There has been too much said against the artificial in landscape gardening; what is it, after all, but artificially imitating nature, the great teacher as well as mother?

The topiary art is so called, as Salasius thinks, from the Greek word for a rope, because the process of construction was conducted chiefly by means of cords and strings. It was much practised in the seventeenth century. Casaubon describes a scene which existed in his early days somewhere in the suburbs of Paris, on so elaborate a scale, that it represented Troy besieged, with the two hosts, their several leaders, and all other objects in their full proportion.


Fig. 3. Yew.


Fig. 4. Yew.

There is a fashion in these things, and I am inclined to see topiary work again a little in vogue. Loudon was not disinclined to its moderate existence; under the limitations above indicated, it should never be utterly neglected. Evergreens, and those of the slow-growing kinds, are the best for permanency, and for winter as well as summer adornment; but almost any tree or shrub may be subjected to the shears, the knife, the cord, and the wire, even those of loose and straggling habit. The common White Pines at Mr. Hunnewells have already been mentioned in this magazine; but the Yews, and the Box. and the Cedars, offer the best inducements; the Junipers, too, and many others, will occur to the mind of the experimenter, according to the object he wishes to represent.

Fig. 5.

Topiary Work 150033

Fig. 6.

Topiary Work 150034

Fig. 7.

Topiary Work 150035

Fig. 8.

Topiary Work 150036

Fig. 9.

Topiary Work 150037

I have taken some pains to prepare a few drawings, which, while they will give an idea of what can be accomplished by a little labor and time, are only suggestive; they may be varied ad libitum.

The Crataegus or Thorn family are very easily put into shape by shears and interlacing, but there is no plant that I have tried that is so rapidly brought into subjection as the Osage Orange. It takes any shape desired, and in a very short time. Figures 1 and 2 represent two specimens in my own garden which have been respectively trimmed for three and two years, and are now very attractive in summer.

At Elvaston Castle, in England, great expense has been lavished in the purchase of old evergreen plants, either trimmed into shapes or suitable for that purpose. Figures 3 and 4 represent shaded seats, and are of Yew.

Crowns and coronets are readily produced with a little care. The two next cuts, Figs. 5 and 6, are patterns easily imitated, and may be of Osage Orange, Yew, or Juniper.


Fig. 10. Yew.

A monument in Yew, Fig. 7, may be readily produced. Figs. 8 and 9 are more elaborate, and will require more time to perfect.

The next cut, Fig. 10, has already been published, but as it is appropriate to the present article, I repeat it. The single plant of which it consists was removed to Elvaston Castle at a cost of one thousand dollars.

Why should one blush when asked to defend pursuits which administer more to taste and refinement than to pecuniary profit?

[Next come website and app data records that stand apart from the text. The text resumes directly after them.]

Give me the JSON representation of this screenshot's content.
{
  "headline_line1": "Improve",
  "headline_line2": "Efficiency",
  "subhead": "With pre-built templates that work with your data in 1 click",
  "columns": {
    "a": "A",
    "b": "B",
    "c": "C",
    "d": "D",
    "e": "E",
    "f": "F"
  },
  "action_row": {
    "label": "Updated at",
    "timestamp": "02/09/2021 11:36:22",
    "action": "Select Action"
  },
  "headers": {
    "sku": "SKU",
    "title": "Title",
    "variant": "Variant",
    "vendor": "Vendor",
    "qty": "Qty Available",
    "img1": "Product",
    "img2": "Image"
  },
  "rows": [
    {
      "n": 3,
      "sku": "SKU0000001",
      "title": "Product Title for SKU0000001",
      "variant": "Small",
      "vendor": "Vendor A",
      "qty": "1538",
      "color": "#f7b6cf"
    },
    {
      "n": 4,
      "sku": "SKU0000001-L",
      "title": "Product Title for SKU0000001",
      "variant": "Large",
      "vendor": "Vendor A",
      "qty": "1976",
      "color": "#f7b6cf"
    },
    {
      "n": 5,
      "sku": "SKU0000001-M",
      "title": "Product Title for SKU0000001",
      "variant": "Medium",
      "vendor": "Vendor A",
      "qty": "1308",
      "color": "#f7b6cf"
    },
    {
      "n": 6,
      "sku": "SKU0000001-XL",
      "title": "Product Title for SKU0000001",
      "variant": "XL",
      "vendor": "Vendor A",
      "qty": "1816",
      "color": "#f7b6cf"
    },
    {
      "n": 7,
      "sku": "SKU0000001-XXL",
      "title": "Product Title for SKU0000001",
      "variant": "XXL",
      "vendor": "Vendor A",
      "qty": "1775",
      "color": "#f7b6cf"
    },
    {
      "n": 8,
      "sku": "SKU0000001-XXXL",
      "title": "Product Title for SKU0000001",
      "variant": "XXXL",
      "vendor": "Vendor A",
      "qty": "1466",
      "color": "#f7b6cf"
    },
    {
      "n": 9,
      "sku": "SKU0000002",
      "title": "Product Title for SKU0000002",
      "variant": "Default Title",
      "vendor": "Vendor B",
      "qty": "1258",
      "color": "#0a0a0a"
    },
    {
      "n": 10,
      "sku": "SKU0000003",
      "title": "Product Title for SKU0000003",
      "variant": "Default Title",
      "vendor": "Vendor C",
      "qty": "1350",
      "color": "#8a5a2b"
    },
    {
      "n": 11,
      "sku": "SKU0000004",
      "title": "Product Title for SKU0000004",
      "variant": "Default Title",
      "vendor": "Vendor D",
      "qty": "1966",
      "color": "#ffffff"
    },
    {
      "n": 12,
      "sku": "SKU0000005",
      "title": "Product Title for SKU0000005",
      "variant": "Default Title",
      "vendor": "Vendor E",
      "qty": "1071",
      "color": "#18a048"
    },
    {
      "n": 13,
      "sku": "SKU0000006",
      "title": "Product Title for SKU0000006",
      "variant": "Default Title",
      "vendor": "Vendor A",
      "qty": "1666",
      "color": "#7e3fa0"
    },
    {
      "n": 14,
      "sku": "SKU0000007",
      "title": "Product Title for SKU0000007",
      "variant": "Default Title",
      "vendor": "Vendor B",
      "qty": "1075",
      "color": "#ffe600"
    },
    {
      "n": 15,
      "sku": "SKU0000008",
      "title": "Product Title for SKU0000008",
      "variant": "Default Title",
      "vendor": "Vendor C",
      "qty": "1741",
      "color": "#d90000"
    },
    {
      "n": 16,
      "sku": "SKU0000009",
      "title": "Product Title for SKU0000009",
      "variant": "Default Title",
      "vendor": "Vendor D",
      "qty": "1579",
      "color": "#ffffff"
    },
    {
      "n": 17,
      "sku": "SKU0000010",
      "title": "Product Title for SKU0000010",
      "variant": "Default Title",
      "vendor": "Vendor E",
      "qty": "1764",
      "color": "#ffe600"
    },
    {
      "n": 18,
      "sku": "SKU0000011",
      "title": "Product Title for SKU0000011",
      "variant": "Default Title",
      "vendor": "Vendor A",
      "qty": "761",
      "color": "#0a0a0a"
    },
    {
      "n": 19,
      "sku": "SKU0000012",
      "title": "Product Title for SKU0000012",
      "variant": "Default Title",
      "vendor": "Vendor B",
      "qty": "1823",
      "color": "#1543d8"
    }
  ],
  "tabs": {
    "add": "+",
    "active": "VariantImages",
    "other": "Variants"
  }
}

It would never do to balance taste against the want of it, or mental pleasures against such I as are more solid, but I would at any time rather consort with the owner of a garden who worked in it himself, than with the owner of a huge farm whose mind was employed on his commercial profits:

"Nor does he govern only, or direct, Bat much performs himself. No works, indeed, That ask robust, tough sinews, bred to toil, Servile employ; but suck as may amuse. Not tire, demanding rather skill than force/'